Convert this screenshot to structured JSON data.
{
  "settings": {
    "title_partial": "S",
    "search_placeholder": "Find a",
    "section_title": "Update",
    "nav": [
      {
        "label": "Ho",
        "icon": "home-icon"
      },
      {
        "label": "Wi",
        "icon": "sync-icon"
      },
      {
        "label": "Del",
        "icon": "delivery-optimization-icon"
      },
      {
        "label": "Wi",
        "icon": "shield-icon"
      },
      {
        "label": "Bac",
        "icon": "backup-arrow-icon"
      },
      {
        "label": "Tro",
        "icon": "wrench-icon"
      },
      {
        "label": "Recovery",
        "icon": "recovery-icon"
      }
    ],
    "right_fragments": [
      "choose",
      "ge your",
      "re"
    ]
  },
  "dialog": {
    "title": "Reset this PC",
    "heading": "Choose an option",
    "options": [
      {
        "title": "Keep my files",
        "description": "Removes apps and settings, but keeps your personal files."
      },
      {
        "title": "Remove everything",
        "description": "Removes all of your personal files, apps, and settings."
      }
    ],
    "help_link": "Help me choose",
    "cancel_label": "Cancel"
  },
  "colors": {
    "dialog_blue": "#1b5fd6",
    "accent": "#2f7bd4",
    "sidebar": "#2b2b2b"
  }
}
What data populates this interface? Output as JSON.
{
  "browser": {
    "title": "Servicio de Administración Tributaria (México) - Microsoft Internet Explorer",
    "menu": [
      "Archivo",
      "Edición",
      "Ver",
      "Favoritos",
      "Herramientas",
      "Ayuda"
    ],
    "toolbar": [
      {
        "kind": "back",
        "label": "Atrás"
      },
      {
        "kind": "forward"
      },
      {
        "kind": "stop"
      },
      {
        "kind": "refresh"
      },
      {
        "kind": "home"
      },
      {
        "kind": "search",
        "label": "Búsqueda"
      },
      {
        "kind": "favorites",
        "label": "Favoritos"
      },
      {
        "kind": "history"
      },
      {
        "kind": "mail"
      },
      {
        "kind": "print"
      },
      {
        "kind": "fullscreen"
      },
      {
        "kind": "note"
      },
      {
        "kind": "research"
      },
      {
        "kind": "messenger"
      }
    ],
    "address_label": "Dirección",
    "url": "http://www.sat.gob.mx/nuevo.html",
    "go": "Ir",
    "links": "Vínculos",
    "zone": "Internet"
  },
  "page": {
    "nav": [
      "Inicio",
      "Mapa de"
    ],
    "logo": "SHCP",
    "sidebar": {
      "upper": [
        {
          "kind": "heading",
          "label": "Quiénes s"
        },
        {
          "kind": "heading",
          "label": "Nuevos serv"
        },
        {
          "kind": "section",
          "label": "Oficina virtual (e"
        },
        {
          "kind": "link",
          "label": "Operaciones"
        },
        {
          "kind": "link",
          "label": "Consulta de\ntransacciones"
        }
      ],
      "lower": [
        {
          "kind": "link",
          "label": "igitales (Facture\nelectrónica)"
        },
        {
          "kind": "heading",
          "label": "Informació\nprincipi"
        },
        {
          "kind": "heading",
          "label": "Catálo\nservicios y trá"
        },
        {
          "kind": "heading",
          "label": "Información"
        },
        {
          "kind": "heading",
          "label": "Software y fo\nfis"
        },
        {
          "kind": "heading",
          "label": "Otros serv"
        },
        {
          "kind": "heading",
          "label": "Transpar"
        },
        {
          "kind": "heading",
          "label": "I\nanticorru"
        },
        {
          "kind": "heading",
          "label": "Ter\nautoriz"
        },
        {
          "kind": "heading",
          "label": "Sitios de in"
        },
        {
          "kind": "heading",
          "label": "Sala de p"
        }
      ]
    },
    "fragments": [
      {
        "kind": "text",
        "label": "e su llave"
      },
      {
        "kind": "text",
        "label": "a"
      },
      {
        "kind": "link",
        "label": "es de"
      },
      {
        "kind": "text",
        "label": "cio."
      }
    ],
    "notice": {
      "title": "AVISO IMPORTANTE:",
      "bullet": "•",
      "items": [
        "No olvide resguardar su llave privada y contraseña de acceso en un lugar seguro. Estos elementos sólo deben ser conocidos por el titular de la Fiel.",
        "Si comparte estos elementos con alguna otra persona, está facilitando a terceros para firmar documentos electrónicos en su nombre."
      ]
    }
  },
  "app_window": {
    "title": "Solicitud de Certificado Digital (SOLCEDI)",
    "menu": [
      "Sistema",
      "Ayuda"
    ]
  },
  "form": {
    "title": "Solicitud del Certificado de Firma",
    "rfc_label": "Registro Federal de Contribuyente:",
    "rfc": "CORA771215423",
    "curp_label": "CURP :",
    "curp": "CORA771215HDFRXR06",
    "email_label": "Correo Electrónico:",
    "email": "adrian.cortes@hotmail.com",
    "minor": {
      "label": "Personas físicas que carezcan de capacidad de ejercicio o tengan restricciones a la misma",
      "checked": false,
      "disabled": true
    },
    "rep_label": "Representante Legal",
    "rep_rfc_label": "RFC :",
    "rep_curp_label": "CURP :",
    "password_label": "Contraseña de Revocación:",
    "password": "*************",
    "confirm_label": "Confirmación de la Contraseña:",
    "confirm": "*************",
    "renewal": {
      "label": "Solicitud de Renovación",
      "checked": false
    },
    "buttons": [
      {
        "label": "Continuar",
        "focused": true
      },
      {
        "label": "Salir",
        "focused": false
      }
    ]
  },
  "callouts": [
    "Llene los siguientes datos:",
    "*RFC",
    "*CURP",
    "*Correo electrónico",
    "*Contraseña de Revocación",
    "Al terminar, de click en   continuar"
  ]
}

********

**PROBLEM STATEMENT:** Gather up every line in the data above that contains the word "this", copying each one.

**TASK SOLUTION:**
Convert this screenshot to structured JSON data.
    "title": "Reset this PC",
What data populates this interface? Output as JSON.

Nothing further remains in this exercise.